:: DATA FOR REVIEW ::

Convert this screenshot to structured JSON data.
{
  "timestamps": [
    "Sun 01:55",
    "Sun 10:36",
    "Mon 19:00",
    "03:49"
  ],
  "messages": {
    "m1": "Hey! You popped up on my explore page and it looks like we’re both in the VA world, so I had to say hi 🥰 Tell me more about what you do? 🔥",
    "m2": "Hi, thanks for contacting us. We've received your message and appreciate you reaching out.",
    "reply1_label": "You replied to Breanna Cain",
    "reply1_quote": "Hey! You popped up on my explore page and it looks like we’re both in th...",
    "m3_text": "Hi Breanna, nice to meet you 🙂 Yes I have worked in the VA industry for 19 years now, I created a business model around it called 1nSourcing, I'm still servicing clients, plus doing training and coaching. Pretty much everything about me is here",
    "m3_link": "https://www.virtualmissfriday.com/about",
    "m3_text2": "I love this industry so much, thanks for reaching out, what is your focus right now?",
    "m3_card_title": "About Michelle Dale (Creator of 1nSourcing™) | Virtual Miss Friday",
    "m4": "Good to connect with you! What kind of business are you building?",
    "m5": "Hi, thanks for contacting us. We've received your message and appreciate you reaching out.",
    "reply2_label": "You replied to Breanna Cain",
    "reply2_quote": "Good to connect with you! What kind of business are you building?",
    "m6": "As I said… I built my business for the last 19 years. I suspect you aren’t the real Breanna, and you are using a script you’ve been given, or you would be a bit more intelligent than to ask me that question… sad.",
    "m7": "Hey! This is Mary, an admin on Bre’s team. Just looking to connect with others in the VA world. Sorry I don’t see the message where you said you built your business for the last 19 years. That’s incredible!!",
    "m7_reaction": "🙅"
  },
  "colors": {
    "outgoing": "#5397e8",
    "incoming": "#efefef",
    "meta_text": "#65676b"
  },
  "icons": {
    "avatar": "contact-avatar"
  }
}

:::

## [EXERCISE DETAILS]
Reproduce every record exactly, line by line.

## [SOLUTION]
Convert this screenshot to structured JSON data.
{
  "timestamps": [
    "Sun 01:55",
    "Sun 10:36",
    "Mon 19:00",
    "03:49"
  ],
  "messages": {
    "m1": "Hey! You popped up on my explore page and it looks like we’re both in the VA world, so I had to say hi 🥰 Tell me more about what you do? 🔥",
    "m2": "Hi, thanks for contacting us. We've received your message and appreciate you reaching out.",
    "reply1_label": "You replied to Breanna Cain",
    "reply1_quote": "Hey! You popped up on my explore page and it looks like we’re both in th...",
    "m3_text": "Hi Breanna, nice to meet you 🙂 Yes I have worked in the VA industry for 19 years now, I created a business model around it called 1nSourcing, I'm still servicing clients, plus doing training and coaching. Pretty much everything about me is here",
    "m3_link": "https://www.virtualmissfriday.com/about",
    "m3_text2": "I love this industry so much, thanks for reaching out, what is your focus right now?",
    "m3_card_title": "About Michelle Dale (Creator of 1nSourcing™) | Virtual Miss Friday",
    "m4": "Good to connect with you! What kind of business are you building?",
    "m5": "Hi, thanks for contacting us. We've received your message and appreciate you reaching out.",
    "reply2_label": "You replied to Breanna Cain",
    "reply2_quote": "Good to connect with you! What kind of business are you building?",
    "m6": "As I said… I built my business for the last 19 years. I suspect you aren’t the real Breanna, and you are using a script you’ve been given, or you would be a bit more intelligent than to ask me that question… sad.",
    "m7": "Hey! This is Mary, an admin on Bre’s team. Just looking to connect with others in the VA world. Sorry I don’t see the message where you said you built your business for the last 19 years. That’s incredible!!",
    "m7_reaction": "🙅"
  },
  "colors": {
    "outgoing": "#5397e8",
    "incoming": "#efefef",
    "meta_text": "#65676b"
  },
  "icons": {
    "avatar": "contact-avatar"
  }
}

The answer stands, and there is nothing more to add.